The answer should consist of each line below that contains the word "powietrzu".

(Extracted data entries)
Content starts
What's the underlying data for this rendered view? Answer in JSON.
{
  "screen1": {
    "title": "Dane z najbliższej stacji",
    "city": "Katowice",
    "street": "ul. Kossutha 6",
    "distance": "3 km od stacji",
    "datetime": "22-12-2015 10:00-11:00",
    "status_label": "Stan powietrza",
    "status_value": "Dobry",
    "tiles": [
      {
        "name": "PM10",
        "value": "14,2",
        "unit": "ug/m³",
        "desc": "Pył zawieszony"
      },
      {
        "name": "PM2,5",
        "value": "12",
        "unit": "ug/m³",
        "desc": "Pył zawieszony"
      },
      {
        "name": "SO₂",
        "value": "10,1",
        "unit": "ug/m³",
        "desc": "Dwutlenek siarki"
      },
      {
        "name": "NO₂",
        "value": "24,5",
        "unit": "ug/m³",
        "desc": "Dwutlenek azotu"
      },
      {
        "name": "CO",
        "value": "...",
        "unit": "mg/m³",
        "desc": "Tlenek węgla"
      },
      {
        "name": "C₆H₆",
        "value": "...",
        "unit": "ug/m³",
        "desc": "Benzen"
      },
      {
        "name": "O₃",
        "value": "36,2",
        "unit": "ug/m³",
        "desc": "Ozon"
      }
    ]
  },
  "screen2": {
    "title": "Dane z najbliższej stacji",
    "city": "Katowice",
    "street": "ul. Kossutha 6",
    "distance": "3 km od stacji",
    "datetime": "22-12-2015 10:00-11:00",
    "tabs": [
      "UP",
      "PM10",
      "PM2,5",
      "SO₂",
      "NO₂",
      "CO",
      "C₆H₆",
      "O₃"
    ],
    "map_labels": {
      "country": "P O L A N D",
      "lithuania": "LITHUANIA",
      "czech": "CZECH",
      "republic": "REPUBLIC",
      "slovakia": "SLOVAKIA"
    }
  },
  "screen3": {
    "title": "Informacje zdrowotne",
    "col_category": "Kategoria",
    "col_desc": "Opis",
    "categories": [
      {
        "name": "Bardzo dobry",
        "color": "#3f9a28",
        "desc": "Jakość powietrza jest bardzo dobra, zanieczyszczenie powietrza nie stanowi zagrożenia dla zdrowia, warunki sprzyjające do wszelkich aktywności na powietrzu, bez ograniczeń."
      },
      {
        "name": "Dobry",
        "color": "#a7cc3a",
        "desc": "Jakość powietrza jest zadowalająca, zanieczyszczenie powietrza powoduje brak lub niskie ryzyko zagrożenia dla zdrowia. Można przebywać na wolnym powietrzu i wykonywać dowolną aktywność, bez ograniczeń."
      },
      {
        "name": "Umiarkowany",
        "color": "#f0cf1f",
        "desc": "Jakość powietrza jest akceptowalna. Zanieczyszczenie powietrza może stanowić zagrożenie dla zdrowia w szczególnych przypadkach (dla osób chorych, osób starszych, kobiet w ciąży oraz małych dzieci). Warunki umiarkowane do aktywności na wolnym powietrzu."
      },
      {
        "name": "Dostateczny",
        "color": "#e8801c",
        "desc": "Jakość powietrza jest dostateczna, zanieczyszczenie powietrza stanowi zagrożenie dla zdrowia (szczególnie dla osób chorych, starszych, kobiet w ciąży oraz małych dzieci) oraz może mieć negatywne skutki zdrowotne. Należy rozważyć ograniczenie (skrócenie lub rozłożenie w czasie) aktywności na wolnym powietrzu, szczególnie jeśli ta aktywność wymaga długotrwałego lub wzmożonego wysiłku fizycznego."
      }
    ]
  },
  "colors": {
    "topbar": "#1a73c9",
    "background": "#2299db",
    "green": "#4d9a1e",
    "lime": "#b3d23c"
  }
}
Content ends
Result:
        "desc": "Jakość powietrza jest bardzo dobra, zanieczyszczenie powietrza nie stanowi zagrożenia dla zdrowia, warunki sprzyjające do wszelkich aktywności na powietrzu, bez ograniczeń."
        "desc": "Jakość powietrza jest zadowalająca, zanieczyszczenie powietrza powoduje brak lub niskie ryzyko zagrożenia dla zdrowia. Można przebywać na wolnym powietrzu i wykonywać dowolną aktywność, bez ograniczeń."
        "desc": "Jakość powietrza jest akceptowalna. Zanieczyszczenie powietrza może stanowić zagrożenie dla zdrowia w szczególnych przypadkach (dla osób chorych, osób starszych, kobiet w ciąży oraz małych dzieci). Warunki umiarkowane do aktywności na wolnym powietrzu."
        "desc": "Jakość powietrza jest dostateczna, zanieczyszczenie powietrza stanowi zagrożenie dla zdrowia (szczególnie dla osób chorych, starszych, kobiet w ciąży oraz małych dzieci) oraz może mieć negatywne skutki zdrowotne. Należy rozważyć ograniczenie (skrócenie lub rozłożenie w czasie) aktywności na wolnym powietrzu, szczególnie jeśli ta aktywność wymaga długotrwałego lub wzmożonego wysiłku fizycznego."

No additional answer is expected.